"In this new 'Mill Reader' [the author] provides a new selection from the whole range of Mill's political writings, to present a comprehensive view both of the structure of Mill's thought, and of the development of his political thinking from the 1820's to the 1870's"--Jacket.
This collection covers the breadth of Mill's work in social theory and political economy, including his ethics, liberalism, theory of government, methodology and feminism, showing the depth of scholarly criticism of Mill's social thought.
Advertising and Consumption: Advertising and Social Change by Ronald Berman, Beverley Hills and London: Sage, , 1981, pp 159, £11.95 and £5.50 The Hidden Persuaders by Vance Packard, Harmondsworth: Penguin, 1981 pp 248, £1.75 Conspicuous Consumption by Roger S Mason, Farnbrough: Gower, 1981, pp x + 156, £9.50 Channels of Desire by Stuart Ewen and Elizabeth Ewen, New York and London: McGraw-Hill, 1982, pp viii + 312, $7.95.

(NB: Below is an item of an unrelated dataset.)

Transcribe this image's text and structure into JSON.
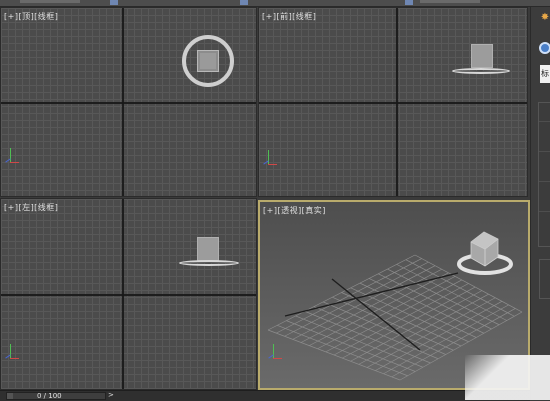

Autobiography of John Stuart Mill by John Stuart Mill John Stuart Mill (20 May 1806 - 8 May 1873) was an English philosopher, political economist and civil servant. One of the most influential thinkers in the history of liberalism, he contributed widely to social theory, political theory and political economy. He has been called "the most influential English-speaking philosopher of the nineteenth century." Mill's conception of liberty justified the freedom of the individual in opposition to unlimited state (...) control. Mill expresses his view on freedom by illustrating how an individual's drive to better their station, and for self-improvement, is the sole source of true freedom. Only when an individual is able to attain such improvements, without impeding others in their own efforts to do the same, can true freedom prevail. Mill's linking of freedom and self-improvement has inspired many. By establishing that individual efforts to excel have worth, Mill was able to show how they should achieve self-improvement without harming others, or society at large. (shrink)

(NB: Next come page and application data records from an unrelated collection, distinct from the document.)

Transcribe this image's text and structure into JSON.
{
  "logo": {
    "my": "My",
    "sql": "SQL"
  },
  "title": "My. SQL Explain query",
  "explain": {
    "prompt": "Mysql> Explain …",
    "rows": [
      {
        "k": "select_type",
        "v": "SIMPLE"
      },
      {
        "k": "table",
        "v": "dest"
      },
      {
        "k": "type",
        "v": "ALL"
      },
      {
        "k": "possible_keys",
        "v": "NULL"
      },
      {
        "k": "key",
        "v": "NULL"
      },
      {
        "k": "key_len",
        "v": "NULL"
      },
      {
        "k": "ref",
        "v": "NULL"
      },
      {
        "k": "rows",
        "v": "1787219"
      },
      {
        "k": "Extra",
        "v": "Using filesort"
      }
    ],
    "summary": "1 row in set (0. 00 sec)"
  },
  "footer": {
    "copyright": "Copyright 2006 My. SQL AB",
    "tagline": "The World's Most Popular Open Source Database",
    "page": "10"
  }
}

The translation and the commentary of Mr. Muresan are 2 times welcomed. The translation will make known to Romanian reader this important philosopher. The commentary,parts of which I have read in the English translation, is one extremely original and critic,in the scholar sense of the term, a result of a detailed knowledge of ethical works and other works of Mill; he uses the rich critical literature elaborated mostly in the last years and especially by English language philosophers. Mr. Muresan transmits (...) the spirit of this critical tradition; but he surpasses it at the same time with his own daring interpretations. His book is a subtle contribution to research on Mill and on ethics in general, being useful not just in Romania, but anywhere it may be accessible in the philosophical world. (shrink)

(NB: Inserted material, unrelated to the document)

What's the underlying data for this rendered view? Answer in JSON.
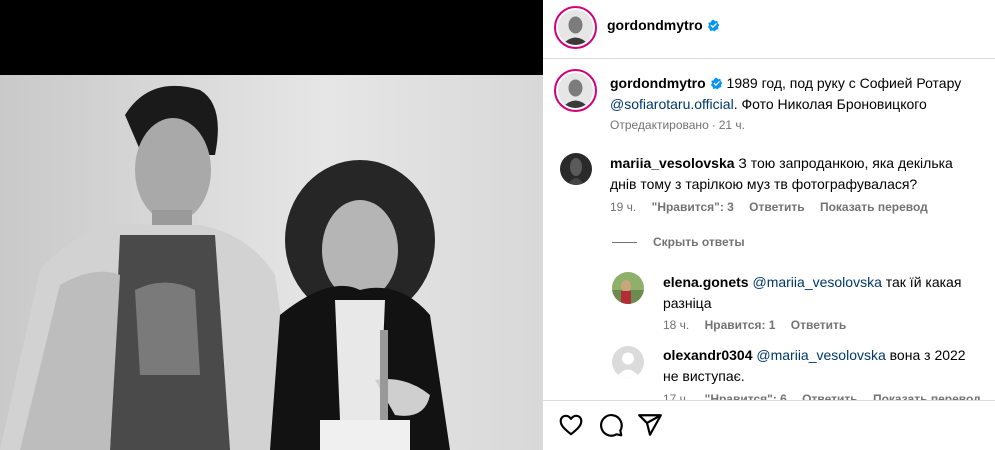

Stuart Hall, in whose honour this volume is compiled, has made significant contributions to contemporary social and political discourse. Constantly praised for his scholarly prescience, he was at the helm of the forging and definition of the discipline of Cultural Studies and nurtured an entire cadre of young intellectuals who continuee to make remarkable contributions in the fields of Cultural Studies and Social Criticism. The essays that constitue this collection, all, in different ways, contend with Hall's methodology, his philosophy, (...) as well as many other dimensions of his rich and textured intellectual career. More importantly however, they serve to reconnect his work to the social context of his island of birth, Jamaica, and the wider Caribbean. (shrink)